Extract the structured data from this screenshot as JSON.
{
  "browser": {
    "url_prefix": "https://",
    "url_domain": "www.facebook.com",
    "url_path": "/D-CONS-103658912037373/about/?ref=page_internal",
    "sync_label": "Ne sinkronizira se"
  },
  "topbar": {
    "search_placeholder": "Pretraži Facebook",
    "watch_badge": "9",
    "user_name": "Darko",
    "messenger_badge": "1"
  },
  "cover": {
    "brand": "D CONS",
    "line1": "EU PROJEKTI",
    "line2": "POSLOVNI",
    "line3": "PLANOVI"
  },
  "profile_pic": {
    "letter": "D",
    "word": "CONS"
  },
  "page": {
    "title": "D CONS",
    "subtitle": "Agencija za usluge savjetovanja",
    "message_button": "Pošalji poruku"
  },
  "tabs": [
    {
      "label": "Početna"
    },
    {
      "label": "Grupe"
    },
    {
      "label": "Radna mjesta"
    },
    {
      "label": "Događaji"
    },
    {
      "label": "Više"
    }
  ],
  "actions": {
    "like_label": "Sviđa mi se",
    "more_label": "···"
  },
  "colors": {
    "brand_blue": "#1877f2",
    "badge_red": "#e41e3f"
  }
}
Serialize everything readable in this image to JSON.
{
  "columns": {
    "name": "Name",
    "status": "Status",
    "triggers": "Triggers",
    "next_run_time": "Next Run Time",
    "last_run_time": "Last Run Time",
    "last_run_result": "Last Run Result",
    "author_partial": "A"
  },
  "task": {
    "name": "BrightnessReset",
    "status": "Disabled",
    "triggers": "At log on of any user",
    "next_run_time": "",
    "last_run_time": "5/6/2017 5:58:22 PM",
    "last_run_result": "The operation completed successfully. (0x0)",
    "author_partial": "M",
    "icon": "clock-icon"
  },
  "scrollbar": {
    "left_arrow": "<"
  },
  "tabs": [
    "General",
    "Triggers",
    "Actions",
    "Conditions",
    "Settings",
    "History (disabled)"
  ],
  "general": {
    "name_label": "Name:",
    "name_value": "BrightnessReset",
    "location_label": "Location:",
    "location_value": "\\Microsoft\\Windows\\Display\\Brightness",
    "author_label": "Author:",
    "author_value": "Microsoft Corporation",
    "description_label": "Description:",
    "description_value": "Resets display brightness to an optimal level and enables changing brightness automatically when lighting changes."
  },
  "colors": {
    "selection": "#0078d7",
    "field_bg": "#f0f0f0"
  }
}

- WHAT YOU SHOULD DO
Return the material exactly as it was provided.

- RESPONSE TO THE EXERCISE
Extract the structured data from this screenshot as JSON.
{
  "browser": {
    "url_prefix": "https://",
    "url_domain": "www.facebook.com",
    "url_path": "/D-CONS-103658912037373/about/?ref=page_internal",
    "sync_label": "Ne sinkronizira se"
  },
  "topbar": {
    "search_placeholder": "Pretraži Facebook",
    "watch_badge": "9",
    "user_name": "Darko",
    "messenger_badge": "1"
  },
  "cover": {
    "brand": "D CONS",
    "line1": "EU PROJEKTI",
    "line2": "POSLOVNI",
    "line3": "PLANOVI"
  },
  "profile_pic": {
    "letter": "D",
    "word": "CONS"
  },
  "page": {
    "title": "D CONS",
    "subtitle": "Agencija za usluge savjetovanja",
    "message_button": "Pošalji poruku"
  },
  "tabs": [
    {
      "label": "Početna"
    },
    {
      "label": "Grupe"
    },
    {
      "label": "Radna mjesta"
    },
    {
      "label": "Događaji"
    },
    {
      "label": "Više"
    }
  ],
  "actions": {
    "like_label": "Sviđa mi se",
    "more_label": "···"
  },
  "colors": {
    "brand_blue": "#1877f2",
    "badge_red": "#e41e3f"
  }
}
Serialize everything readable in this image to JSON.
{
  "columns": {
    "name": "Name",
    "status": "Status",
    "triggers": "Triggers",
    "next_run_time": "Next Run Time",
    "last_run_time": "Last Run Time",
    "last_run_result": "Last Run Result",
    "author_partial": "A"
  },
  "task": {
    "name": "BrightnessReset",
    "status": "Disabled",
    "triggers": "At log on of any user",
    "next_run_time": "",
    "last_run_time": "5/6/2017 5:58:22 PM",
    "last_run_result": "The operation completed successfully. (0x0)",
    "author_partial": "M",
    "icon": "clock-icon"
  },
  "scrollbar": {
    "left_arrow": "<"
  },
  "tabs": [
    "General",
    "Triggers",
    "Actions",
    "Conditions",
    "Settings",
    "History (disabled)"
  ],
  "general": {
    "name_label": "Name:",
    "name_value": "BrightnessReset",
    "location_label": "Location:",
    "location_value": "\\Microsoft\\Windows\\Display\\Brightness",
    "author_label": "Author:",
    "author_value": "Microsoft Corporation",
    "description_label": "Description:",
    "description_value": "Resets display brightness to an optimal level and enables changing brightness automatically when lighting changes."
  },
  "colors": {
    "selection": "#0078d7",
    "field_bg": "#f0f0f0"
  }
}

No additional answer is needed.